[Excerpted records — start]
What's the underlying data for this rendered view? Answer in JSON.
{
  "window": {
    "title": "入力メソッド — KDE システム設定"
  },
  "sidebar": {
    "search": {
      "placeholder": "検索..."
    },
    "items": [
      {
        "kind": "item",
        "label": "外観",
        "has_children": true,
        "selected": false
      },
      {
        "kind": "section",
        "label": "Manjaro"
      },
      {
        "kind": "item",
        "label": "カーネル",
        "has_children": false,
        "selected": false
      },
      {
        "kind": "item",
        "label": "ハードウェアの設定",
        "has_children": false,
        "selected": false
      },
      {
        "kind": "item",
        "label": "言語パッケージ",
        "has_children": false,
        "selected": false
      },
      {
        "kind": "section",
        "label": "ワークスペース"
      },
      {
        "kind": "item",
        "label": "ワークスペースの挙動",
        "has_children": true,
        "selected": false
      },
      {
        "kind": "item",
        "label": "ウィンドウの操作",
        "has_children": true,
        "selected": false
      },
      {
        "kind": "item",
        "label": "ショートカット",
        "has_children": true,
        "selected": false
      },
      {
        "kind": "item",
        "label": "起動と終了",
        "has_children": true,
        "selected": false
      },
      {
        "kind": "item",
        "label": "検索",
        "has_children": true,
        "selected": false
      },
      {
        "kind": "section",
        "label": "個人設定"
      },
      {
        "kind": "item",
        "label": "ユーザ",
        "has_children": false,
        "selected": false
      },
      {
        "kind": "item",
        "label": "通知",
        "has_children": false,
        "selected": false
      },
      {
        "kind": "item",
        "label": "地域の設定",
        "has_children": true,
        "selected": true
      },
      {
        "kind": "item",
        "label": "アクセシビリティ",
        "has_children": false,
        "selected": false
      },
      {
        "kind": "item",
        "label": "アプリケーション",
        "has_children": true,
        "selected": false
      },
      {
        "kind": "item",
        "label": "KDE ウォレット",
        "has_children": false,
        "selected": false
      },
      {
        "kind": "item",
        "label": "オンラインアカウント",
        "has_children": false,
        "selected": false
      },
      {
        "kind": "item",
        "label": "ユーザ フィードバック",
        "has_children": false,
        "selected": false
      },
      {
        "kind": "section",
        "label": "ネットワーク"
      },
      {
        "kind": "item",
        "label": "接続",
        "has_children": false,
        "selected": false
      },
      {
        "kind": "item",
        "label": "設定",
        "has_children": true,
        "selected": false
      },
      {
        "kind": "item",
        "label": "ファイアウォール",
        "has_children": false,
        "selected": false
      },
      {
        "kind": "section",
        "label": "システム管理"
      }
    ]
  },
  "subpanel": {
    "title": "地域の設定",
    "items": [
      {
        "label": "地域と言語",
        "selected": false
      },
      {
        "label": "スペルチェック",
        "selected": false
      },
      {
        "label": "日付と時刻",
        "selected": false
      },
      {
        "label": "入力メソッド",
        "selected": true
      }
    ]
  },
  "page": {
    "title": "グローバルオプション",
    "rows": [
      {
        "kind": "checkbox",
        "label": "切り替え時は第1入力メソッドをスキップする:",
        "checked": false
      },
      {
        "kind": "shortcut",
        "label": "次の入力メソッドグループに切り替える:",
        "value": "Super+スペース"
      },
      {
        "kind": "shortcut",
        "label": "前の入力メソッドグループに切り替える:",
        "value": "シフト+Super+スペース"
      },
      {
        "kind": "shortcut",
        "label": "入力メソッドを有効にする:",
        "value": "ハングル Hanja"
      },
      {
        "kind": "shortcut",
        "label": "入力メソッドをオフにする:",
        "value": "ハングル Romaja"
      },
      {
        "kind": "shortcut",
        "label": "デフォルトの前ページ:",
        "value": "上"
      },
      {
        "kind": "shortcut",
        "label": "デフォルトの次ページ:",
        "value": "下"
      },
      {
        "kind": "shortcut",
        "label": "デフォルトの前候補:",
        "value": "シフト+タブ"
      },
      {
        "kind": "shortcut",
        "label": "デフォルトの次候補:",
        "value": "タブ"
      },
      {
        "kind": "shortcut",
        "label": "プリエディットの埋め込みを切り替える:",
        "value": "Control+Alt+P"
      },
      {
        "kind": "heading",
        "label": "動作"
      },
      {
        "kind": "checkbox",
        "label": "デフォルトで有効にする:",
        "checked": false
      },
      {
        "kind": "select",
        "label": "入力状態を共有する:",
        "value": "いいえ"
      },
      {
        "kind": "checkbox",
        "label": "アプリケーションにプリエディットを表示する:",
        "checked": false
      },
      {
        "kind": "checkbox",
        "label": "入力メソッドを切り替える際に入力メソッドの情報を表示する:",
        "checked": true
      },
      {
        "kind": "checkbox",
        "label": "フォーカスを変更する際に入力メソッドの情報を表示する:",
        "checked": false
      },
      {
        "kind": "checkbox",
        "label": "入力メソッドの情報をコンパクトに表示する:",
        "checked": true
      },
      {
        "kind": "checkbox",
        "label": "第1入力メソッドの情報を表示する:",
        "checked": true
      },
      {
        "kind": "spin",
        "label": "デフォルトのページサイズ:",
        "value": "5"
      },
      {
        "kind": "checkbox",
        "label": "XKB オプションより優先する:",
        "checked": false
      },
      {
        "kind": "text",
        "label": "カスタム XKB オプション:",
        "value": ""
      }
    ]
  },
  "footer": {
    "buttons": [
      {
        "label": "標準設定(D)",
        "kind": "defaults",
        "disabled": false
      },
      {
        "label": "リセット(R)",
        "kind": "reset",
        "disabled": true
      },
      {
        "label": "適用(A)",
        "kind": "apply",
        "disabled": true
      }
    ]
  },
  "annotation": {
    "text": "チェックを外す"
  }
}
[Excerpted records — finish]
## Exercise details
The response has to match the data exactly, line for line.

## Answer to this task
What's the underlying data for this rendered view? Answer in JSON.
{
  "window": {
    "title": "入力メソッド — KDE システム設定"
  },
  "sidebar": {
    "search": {
      "placeholder": "検索..."
    },
    "items": [
      {
        "kind": "item",
        "label": "外観",
        "has_children": true,
        "selected": false
      },
      {
        "kind": "section",
        "label": "Manjaro"
      },
      {
        "kind": "item",
        "label": "カーネル",
        "has_children": false,
        "selected": false
      },
      {
        "kind": "item",
        "label": "ハードウェアの設定",
        "has_children": false,
        "selected": false
      },
      {
        "kind": "item",
        "label": "言語パッケージ",
        "has_children": false,
        "selected": false
      },
      {
        "kind": "section",
        "label": "ワークスペース"
      },
      {
        "kind": "item",
        "label": "ワークスペースの挙動",
        "has_children": true,
        "selected": false
      },
      {
        "kind": "item",
        "label": "ウィンドウの操作",
        "has_children": true,
        "selected": false
      },
      {
        "kind": "item",
        "label": "ショートカット",
        "has_children": true,
        "selected": false
      },
      {
        "kind": "item",
        "label": "起動と終了",
        "has_children": true,
        "selected": false
      },
      {
        "kind": "item",
        "label": "検索",
        "has_children": true,
        "selected": false
      },
      {
        "kind": "section",
        "label": "個人設定"
      },
      {
        "kind": "item",
        "label": "ユーザ",
        "has_children": false,
        "selected": false
      },
      {
        "kind": "item",
        "label": "通知",
        "has_children": false,
        "selected": false
      },
      {
        "kind": "item",
        "label": "地域の設定",
        "has_children": true,
        "selected": true
      },
      {
        "kind": "item",
        "label": "アクセシビリティ",
        "has_children": false,
        "selected": false
      },
      {
        "kind": "item",
        "label": "アプリケーション",
        "has_children": true,
        "selected": false
      },
      {
        "kind": "item",
        "label": "KDE ウォレット",
        "has_children": false,
        "selected": false
      },
      {
        "kind": "item",
        "label": "オンラインアカウント",
        "has_children": false,
        "selected": false
      },
      {
        "kind": "item",
        "label": "ユーザ フィードバック",
        "has_children": false,
        "selected": false
      },
      {
        "kind": "section",
        "label": "ネットワーク"
      },
      {
        "kind": "item",
        "label": "接続",
        "has_children": false,
        "selected": false
      },
      {
        "kind": "item",
        "label": "設定",
        "has_children": true,
        "selected": false
      },
      {
        "kind": "item",
        "label": "ファイアウォール",
        "has_children": false,
        "selected": false
      },
      {
        "kind": "section",
        "label": "システム管理"
      }
    ]
  },
  "subpanel": {
    "title": "地域の設定",
    "items": [
      {
        "label": "地域と言語",
        "selected": false
      },
      {
        "label": "スペルチェック",
        "selected": false
      },
      {
        "label": "日付と時刻",
        "selected": false
      },
      {
        "label": "入力メソッド",
        "selected": true
      }
    ]
  },
  "page": {
    "title": "グローバルオプション",
    "rows": [
      {
        "kind": "checkbox",
        "label": "切り替え時は第1入力メソッドをスキップする:",
        "checked": false
      },
      {
        "kind": "shortcut",
        "label": "次の入力メソッドグループに切り替える:",
        "value": "Super+スペース"
      },
      {
        "kind": "shortcut",
        "label": "前の入力メソッドグループに切り替える:",
        "value": "シフト+Super+スペース"
      },
      {
        "kind": "shortcut",
        "label": "入力メソッドを有効にする:",
        "value": "ハングル Hanja"
      },
      {
        "kind": "shortcut",
        "label": "入力メソッドをオフにする:",
        "value": "ハングル Romaja"
      },
      {
        "kind": "shortcut",
        "label": "デフォルトの前ページ:",
        "value": "上"
      },
      {
        "kind": "shortcut",
        "label": "デフォルトの次ページ:",
        "value": "下"
      },
      {
        "kind": "shortcut",
        "label": "デフォルトの前候補:",
        "value": "シフト+タブ"
      },
      {
        "kind": "shortcut",
        "label": "デフォルトの次候補:",
        "value": "タブ"
      },
      {
        "kind": "shortcut",
        "label": "プリエディットの埋め込みを切り替える:",
        "value": "Control+Alt+P"
      },
      {
        "kind": "heading",
        "label": "動作"
      },
      {
        "kind": "checkbox",
        "label": "デフォルトで有効にする:",
        "checked": false
      },
      {
        "kind": "select",
        "label": "入力状態を共有する:",
        "value": "いいえ"
      },
      {
        "kind": "checkbox",
        "label": "アプリケーションにプリエディットを表示する:",
        "checked": false
      },
      {
        "kind": "checkbox",
        "label": "入力メソッドを切り替える際に入力メソッドの情報を表示する:",
        "checked": true
      },
      {
        "kind": "checkbox",
        "label": "フォーカスを変更する際に入力メソッドの情報を表示する:",
        "checked": false
      },
      {
        "kind": "checkbox",
        "label": "入力メソッドの情報をコンパクトに表示する:",
        "checked": true
      },
      {
        "kind": "checkbox",
        "label": "第1入力メソッドの情報を表示する:",
        "checked": true
      },
      {
        "kind": "spin",
        "label": "デフォルトのページサイズ:",
        "value": "5"
      },
      {
        "kind": "checkbox",
        "label": "XKB オプションより優先する:",
        "checked": false
      },
      {
        "kind": "text",
        "label": "カスタム XKB オプション:",
        "value": ""
      }
    ]
  },
  "footer": {
    "buttons": [
      {
        "label": "標準設定(D)",
        "kind": "defaults",
        "disabled": false
      },
      {
        "label": "リセット(R)",
        "kind": "reset",
        "disabled": true
      },
      {
        "label": "適用(A)",
        "kind": "apply",
        "disabled": true
      }
    ]
  },
  "annotation": {
    "text": "チェックを外す"
  }
}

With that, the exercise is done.